You admire dudes like X, Y, and Z who have done blah, blah (ahem, Jon Corzine, just kidding) and you want to use them as a role models. Your ability to get into Harvard and Stanford will turn in part on getting some big shot in Washington to really back you, possibly with a phone call. Of course, who is an effective big shot is an interesting question. I know of cases where applicants had second-tier cabinet officials (viz. the actual secretary but not of, e.g., Treasury) make a call, and nada. Ditto for actual Congress-peeps, but in other cases that did work.

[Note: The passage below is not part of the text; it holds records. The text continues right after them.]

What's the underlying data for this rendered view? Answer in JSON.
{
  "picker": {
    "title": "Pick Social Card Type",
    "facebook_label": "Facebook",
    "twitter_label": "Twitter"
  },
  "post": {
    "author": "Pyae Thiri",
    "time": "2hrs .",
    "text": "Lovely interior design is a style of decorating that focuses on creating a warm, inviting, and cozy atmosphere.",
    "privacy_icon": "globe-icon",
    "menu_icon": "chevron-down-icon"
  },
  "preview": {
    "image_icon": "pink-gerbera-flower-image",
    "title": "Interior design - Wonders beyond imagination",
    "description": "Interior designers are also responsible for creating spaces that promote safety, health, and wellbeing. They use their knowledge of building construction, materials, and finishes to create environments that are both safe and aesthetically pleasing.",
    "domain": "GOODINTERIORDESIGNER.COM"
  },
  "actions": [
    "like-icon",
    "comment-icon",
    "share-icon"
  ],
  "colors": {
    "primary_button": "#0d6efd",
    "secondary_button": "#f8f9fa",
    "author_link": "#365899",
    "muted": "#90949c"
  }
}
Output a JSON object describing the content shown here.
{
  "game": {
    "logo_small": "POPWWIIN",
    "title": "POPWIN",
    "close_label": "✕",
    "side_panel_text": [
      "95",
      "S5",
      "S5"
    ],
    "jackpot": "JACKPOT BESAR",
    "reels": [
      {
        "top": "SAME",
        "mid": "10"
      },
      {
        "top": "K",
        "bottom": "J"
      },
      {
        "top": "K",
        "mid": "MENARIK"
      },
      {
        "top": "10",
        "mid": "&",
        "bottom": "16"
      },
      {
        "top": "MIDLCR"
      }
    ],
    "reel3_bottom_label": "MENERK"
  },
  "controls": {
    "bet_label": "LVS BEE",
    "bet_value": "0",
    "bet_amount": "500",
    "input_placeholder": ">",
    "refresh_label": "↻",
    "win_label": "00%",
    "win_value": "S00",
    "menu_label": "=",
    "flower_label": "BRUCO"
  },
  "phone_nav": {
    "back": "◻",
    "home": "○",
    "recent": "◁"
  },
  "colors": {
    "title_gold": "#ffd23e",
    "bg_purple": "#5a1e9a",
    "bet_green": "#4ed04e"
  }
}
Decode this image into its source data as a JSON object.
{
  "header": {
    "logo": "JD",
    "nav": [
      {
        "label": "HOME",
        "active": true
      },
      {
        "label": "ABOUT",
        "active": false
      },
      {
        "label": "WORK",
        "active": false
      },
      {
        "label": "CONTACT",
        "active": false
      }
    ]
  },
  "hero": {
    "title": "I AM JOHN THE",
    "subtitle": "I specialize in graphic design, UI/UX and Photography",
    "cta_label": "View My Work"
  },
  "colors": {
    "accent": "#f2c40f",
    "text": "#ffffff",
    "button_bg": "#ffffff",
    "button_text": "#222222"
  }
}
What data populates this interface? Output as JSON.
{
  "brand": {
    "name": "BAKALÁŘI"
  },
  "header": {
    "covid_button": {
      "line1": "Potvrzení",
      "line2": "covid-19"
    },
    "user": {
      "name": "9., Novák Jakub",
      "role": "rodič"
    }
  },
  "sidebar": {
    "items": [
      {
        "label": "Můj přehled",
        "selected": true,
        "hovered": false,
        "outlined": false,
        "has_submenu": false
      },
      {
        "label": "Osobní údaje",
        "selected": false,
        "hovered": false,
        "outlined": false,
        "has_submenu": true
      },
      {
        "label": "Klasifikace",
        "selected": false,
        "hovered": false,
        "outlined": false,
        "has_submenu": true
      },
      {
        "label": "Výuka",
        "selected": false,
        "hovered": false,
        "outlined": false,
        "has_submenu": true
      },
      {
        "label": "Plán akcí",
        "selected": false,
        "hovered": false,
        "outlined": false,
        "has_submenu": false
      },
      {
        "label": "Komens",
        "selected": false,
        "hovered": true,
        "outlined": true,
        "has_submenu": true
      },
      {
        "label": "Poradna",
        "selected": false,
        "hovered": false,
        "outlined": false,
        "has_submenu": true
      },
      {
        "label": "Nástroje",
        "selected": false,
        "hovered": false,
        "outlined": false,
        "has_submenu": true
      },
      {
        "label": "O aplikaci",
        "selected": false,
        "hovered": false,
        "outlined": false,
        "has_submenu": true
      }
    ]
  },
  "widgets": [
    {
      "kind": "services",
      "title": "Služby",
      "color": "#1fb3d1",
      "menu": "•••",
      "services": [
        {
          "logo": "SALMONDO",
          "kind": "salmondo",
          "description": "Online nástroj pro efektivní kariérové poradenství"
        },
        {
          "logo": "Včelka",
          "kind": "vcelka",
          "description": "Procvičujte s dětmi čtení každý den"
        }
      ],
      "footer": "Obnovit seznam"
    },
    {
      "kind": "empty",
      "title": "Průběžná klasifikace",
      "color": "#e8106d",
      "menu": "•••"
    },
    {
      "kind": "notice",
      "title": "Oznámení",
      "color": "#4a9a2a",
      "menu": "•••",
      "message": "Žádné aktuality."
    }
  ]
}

One of the problems schools have with “political” types like you is that they have no way to compare them to the cohort of political types, and as we know, Congress itself runs the gamut from near-genius types to many dunderheads, and I imagine staffers are the same. Thus, the “quality” of your recommenders, and their willingness to walk the extra mile for you, become a kind of crude proxy for where you are in the staffer cohort. Your committee, Finance and Commerce, sounds like one of the more serious ones (I’m no expert, but neither are most adcoms) so that is a plus. So, get your goals real clear, and your bosses real hyped-up to help you.

About The Author

John A. Byrne is the founder and editor-in-chief of C-Change Media, publishers of Poets&Quants and four other higher education websites. He has authored or co-authored more than ten books, including two New York Times bestsellers. John is the former executive editor of Businessweek, editor-in-chief of Businessweek. com, editor-in-chief of Fast Company, and the creator of the first regularly published rankings of business schools. As the co-founder of CentreCourt MBA Festivals, he hopes to meet you at the next MBA event in-person or online.